Task description
In the material below, find every line containing "Window" and copy that line.

=== Data supplied ===

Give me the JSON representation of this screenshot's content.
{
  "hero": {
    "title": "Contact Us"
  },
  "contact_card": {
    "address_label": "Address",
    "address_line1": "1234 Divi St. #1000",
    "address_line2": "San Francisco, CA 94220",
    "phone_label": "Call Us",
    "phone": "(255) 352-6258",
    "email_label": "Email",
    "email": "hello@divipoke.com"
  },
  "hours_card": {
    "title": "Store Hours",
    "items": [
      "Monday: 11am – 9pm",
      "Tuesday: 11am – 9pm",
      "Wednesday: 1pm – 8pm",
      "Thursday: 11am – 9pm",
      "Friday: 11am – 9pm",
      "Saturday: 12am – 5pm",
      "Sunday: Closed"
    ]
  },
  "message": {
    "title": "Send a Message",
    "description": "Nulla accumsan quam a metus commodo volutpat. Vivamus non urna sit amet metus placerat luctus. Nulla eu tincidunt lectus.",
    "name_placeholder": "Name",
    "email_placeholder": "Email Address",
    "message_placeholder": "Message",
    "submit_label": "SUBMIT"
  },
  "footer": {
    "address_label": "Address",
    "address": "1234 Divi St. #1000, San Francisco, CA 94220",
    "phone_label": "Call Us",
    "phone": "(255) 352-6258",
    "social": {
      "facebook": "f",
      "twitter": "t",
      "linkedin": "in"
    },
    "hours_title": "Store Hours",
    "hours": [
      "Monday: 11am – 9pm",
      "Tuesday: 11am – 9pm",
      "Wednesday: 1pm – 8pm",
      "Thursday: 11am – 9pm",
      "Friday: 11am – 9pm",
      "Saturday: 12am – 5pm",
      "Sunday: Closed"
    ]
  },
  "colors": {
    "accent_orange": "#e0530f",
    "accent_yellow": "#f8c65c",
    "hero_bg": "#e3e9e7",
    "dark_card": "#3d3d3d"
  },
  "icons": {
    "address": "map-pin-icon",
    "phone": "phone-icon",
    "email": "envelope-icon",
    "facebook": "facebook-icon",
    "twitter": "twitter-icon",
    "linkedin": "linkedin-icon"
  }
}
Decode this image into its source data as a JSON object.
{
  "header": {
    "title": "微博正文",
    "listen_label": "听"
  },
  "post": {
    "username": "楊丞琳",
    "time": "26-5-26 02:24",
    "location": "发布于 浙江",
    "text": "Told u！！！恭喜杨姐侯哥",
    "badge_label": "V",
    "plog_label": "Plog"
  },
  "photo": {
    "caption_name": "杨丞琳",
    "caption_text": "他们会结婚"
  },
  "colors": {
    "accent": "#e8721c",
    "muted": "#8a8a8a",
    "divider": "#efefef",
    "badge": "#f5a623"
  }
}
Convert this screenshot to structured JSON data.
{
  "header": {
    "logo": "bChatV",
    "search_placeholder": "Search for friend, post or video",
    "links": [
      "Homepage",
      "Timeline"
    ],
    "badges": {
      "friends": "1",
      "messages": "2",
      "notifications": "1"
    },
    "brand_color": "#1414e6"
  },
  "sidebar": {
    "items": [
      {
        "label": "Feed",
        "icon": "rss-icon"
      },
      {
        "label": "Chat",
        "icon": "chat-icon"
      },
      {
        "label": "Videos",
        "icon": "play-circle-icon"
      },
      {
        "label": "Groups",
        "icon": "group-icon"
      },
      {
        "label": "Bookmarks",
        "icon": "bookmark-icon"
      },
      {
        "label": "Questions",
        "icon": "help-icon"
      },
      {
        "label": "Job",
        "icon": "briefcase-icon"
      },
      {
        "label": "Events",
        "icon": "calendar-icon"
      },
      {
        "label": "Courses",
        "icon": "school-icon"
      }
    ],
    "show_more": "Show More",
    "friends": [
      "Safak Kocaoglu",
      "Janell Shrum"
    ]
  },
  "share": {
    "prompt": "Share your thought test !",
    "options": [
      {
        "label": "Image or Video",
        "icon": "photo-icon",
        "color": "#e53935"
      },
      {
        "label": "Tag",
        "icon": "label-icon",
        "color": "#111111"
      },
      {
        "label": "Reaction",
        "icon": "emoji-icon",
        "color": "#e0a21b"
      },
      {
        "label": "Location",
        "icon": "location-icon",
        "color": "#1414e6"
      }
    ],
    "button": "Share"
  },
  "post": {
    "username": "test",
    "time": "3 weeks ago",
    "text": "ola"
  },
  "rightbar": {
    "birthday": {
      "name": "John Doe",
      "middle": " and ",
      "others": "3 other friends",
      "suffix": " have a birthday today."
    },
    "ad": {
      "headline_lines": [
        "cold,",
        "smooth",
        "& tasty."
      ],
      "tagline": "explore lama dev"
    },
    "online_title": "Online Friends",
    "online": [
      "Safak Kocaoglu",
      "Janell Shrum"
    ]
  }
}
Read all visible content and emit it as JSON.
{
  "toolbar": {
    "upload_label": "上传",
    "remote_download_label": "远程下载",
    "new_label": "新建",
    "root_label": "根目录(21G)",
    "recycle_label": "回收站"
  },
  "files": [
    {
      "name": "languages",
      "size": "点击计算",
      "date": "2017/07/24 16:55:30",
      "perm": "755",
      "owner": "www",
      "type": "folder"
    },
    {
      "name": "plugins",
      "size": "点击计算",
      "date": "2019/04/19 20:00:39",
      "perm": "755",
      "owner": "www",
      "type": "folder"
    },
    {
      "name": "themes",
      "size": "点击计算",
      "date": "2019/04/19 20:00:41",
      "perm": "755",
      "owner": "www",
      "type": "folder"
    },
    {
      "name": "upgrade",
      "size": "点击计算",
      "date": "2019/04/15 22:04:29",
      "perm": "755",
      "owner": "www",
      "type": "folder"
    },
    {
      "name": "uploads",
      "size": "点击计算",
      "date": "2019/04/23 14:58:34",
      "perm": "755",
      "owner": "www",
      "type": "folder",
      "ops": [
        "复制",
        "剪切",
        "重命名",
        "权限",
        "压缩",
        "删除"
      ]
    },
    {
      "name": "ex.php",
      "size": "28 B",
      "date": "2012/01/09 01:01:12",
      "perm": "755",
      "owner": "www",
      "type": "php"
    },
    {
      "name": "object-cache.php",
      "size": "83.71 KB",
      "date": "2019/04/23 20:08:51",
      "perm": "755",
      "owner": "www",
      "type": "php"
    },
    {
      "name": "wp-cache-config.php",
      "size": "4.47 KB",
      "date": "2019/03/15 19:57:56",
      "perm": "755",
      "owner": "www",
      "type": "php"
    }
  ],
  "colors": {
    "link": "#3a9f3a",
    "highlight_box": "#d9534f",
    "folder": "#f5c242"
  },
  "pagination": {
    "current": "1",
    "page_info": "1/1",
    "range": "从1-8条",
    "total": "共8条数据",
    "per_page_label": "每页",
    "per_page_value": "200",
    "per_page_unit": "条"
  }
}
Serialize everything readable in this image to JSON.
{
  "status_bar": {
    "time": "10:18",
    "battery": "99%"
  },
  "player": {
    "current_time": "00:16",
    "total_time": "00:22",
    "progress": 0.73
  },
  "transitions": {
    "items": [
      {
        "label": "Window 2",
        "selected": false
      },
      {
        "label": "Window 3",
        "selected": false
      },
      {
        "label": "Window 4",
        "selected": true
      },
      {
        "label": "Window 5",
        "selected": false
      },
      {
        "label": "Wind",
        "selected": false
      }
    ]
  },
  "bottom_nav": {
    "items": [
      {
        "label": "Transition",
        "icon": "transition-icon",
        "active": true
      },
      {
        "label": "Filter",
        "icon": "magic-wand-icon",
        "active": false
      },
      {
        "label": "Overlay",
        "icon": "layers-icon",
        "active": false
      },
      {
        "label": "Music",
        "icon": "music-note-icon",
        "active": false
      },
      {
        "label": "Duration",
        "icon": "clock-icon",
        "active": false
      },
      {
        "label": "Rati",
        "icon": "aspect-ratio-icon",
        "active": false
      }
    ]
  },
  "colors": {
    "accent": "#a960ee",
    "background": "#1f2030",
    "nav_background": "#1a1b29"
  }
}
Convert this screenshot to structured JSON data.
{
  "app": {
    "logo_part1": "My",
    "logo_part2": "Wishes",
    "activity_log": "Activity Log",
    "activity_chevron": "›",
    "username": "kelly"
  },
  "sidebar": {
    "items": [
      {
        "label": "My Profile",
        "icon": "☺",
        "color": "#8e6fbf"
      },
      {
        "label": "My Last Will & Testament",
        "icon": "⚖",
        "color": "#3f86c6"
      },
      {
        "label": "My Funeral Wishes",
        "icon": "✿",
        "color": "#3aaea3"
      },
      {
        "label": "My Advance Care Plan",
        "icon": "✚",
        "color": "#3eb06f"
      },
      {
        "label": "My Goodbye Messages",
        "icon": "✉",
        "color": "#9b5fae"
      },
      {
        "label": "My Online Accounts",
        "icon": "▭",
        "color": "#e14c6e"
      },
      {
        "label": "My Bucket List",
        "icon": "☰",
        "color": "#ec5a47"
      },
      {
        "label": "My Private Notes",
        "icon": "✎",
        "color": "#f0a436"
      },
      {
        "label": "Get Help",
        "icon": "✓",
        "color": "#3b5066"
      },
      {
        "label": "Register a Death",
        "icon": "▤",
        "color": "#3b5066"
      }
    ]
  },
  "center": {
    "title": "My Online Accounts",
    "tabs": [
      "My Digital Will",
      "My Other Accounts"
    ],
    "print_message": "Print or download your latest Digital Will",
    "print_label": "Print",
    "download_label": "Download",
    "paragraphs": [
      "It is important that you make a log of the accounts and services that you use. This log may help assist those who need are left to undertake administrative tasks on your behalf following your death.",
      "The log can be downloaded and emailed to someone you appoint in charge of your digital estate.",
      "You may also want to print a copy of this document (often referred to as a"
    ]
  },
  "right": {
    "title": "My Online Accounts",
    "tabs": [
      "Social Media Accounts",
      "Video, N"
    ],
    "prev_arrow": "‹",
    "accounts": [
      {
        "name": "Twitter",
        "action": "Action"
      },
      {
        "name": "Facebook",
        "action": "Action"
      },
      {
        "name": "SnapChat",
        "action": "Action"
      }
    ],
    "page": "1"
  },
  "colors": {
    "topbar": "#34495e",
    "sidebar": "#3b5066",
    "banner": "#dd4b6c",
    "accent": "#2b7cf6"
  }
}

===

Solution to this exercise
        "label": "Window 2",
        "label": "Window 3",
        "label": "Window 4",
        "label": "Window 5",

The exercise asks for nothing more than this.